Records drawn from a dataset
§ §

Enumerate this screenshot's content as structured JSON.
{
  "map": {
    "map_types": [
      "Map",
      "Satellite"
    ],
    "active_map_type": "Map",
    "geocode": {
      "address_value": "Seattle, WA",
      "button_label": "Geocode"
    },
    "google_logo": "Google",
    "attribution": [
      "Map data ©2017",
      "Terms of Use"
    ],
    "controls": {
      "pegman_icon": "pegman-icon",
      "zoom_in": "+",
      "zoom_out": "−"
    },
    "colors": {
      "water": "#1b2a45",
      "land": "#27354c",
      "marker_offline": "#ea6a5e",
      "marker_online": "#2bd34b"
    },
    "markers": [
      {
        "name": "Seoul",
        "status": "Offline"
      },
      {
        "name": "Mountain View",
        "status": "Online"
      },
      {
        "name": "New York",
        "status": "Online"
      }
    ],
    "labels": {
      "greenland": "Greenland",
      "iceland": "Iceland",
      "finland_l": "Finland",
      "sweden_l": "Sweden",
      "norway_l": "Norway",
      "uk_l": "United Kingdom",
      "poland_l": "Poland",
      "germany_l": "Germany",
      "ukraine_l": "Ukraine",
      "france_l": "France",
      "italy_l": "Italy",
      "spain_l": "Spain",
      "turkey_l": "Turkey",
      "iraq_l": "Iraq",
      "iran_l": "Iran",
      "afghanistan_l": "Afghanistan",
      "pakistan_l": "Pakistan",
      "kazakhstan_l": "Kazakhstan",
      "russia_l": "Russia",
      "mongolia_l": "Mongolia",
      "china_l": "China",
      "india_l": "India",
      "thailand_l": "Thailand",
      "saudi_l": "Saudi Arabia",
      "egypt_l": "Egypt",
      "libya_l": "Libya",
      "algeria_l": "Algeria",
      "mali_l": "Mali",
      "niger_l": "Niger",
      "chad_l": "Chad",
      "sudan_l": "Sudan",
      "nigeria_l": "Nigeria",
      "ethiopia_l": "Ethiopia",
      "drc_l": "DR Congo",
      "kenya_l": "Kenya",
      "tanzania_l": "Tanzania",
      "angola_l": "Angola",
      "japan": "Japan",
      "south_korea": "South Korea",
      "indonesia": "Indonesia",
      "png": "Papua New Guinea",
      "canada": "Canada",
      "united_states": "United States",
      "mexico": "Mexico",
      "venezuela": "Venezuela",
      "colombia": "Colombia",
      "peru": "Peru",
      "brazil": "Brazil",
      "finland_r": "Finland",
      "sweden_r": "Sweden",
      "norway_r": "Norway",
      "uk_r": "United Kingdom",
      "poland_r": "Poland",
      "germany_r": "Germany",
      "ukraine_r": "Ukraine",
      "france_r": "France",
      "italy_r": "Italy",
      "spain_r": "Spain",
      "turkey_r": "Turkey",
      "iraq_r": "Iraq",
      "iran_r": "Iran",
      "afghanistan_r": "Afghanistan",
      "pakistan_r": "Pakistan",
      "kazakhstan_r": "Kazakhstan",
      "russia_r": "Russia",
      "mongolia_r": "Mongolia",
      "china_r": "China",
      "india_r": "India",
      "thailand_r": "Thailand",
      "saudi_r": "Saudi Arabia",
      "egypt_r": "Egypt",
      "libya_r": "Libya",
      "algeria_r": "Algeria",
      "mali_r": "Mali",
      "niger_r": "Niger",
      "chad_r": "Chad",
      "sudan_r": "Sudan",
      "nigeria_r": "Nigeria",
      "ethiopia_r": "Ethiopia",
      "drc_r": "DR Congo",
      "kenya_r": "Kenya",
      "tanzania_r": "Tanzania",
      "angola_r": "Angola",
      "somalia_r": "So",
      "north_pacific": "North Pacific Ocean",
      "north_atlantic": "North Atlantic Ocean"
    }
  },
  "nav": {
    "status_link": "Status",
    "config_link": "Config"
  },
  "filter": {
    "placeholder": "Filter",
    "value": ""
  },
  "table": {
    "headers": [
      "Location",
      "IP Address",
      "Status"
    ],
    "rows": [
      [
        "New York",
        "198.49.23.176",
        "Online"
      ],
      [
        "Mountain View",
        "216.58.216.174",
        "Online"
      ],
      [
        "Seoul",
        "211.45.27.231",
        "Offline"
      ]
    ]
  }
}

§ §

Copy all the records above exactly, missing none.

Enumerate this screenshot's content as structured JSON.
{
  "map": {
    "map_types": [
      "Map",
      "Satellite"
    ],
    "active_map_type": "Map",
    "geocode": {
      "address_value": "Seattle, WA",
      "button_label": "Geocode"
    },
    "google_logo": "Google",
    "attribution": [
      "Map data ©2017",
      "Terms of Use"
    ],
    "controls": {
      "pegman_icon": "pegman-icon",
      "zoom_in": "+",
      "zoom_out": "−"
    },
    "colors": {
      "water": "#1b2a45",
      "land": "#27354c",
      "marker_offline": "#ea6a5e",
      "marker_online": "#2bd34b"
    },
    "markers": [
      {
        "name": "Seoul",
        "status": "Offline"
      },
      {
        "name": "Mountain View",
        "status": "Online"
      },
      {
        "name": "New York",
        "status": "Online"
      }
    ],
    "labels": {
      "greenland": "Greenland",
      "iceland": "Iceland",
      "finland_l": "Finland",
      "sweden_l": "Sweden",
      "norway_l": "Norway",
      "uk_l": "United Kingdom",
      "poland_l": "Poland",
      "germany_l": "Germany",
      "ukraine_l": "Ukraine",
      "france_l": "France",
      "italy_l": "Italy",
      "spain_l": "Spain",
      "turkey_l": "Turkey",
      "iraq_l": "Iraq",
      "iran_l": "Iran",
      "afghanistan_l": "Afghanistan",
      "pakistan_l": "Pakistan",
      "kazakhstan_l": "Kazakhstan",
      "russia_l": "Russia",
      "mongolia_l": "Mongolia",
      "china_l": "China",
      "india_l": "India",
      "thailand_l": "Thailand",
      "saudi_l": "Saudi Arabia",
      "egypt_l": "Egypt",
      "libya_l": "Libya",
      "algeria_l": "Algeria",
      "mali_l": "Mali",
      "niger_l": "Niger",
      "chad_l": "Chad",
      "sudan_l": "Sudan",
      "nigeria_l": "Nigeria",
      "ethiopia_l": "Ethiopia",
      "drc_l": "DR Congo",
      "kenya_l": "Kenya",
      "tanzania_l": "Tanzania",
      "angola_l": "Angola",
      "japan": "Japan",
      "south_korea": "South Korea",
      "indonesia": "Indonesia",
      "png": "Papua New Guinea",
      "canada": "Canada",
      "united_states": "United States",
      "mexico": "Mexico",
      "venezuela": "Venezuela",
      "colombia": "Colombia",
      "peru": "Peru",
      "brazil": "Brazil",
      "finland_r": "Finland",
      "sweden_r": "Sweden",
      "norway_r": "Norway",
      "uk_r": "United Kingdom",
      "poland_r": "Poland",
      "germany_r": "Germany",
      "ukraine_r": "Ukraine",
      "france_r": "France",
      "italy_r": "Italy",
      "spain_r": "Spain",
      "turkey_r": "Turkey",
      "iraq_r": "Iraq",
      "iran_r": "Iran",
      "afghanistan_r": "Afghanistan",
      "pakistan_r": "Pakistan",
      "kazakhstan_r": "Kazakhstan",
      "russia_r": "Russia",
      "mongolia_r": "Mongolia",
      "china_r": "China",
      "india_r": "India",
      "thailand_r": "Thailand",
      "saudi_r": "Saudi Arabia",
      "egypt_r": "Egypt",
      "libya_r": "Libya",
      "algeria_r": "Algeria",
      "mali_r": "Mali",
      "niger_r": "Niger",
      "chad_r": "Chad",
      "sudan_r": "Sudan",
      "nigeria_r": "Nigeria",
      "ethiopia_r": "Ethiopia",
      "drc_r": "DR Congo",
      "kenya_r": "Kenya",
      "tanzania_r": "Tanzania",
      "angola_r": "Angola",
      "somalia_r": "So",
      "north_pacific": "North Pacific Ocean",
      "north_atlantic": "North Atlantic Ocean"
    }
  },
  "nav": {
    "status_link": "Status",
    "config_link": "Config"
  },
  "filter": {
    "placeholder": "Filter",
    "value": ""
  },
  "table": {
    "headers": [
      "Location",
      "IP Address",
      "Status"
    ],
    "rows": [
      [
        "New York",
        "198.49.23.176",
        "Online"
      ],
      [
        "Mountain View",
        "216.58.216.174",
        "Online"
      ],
      [
        "Seoul",
        "211.45.27.231",
        "Offline"
      ]
    ]
  }
}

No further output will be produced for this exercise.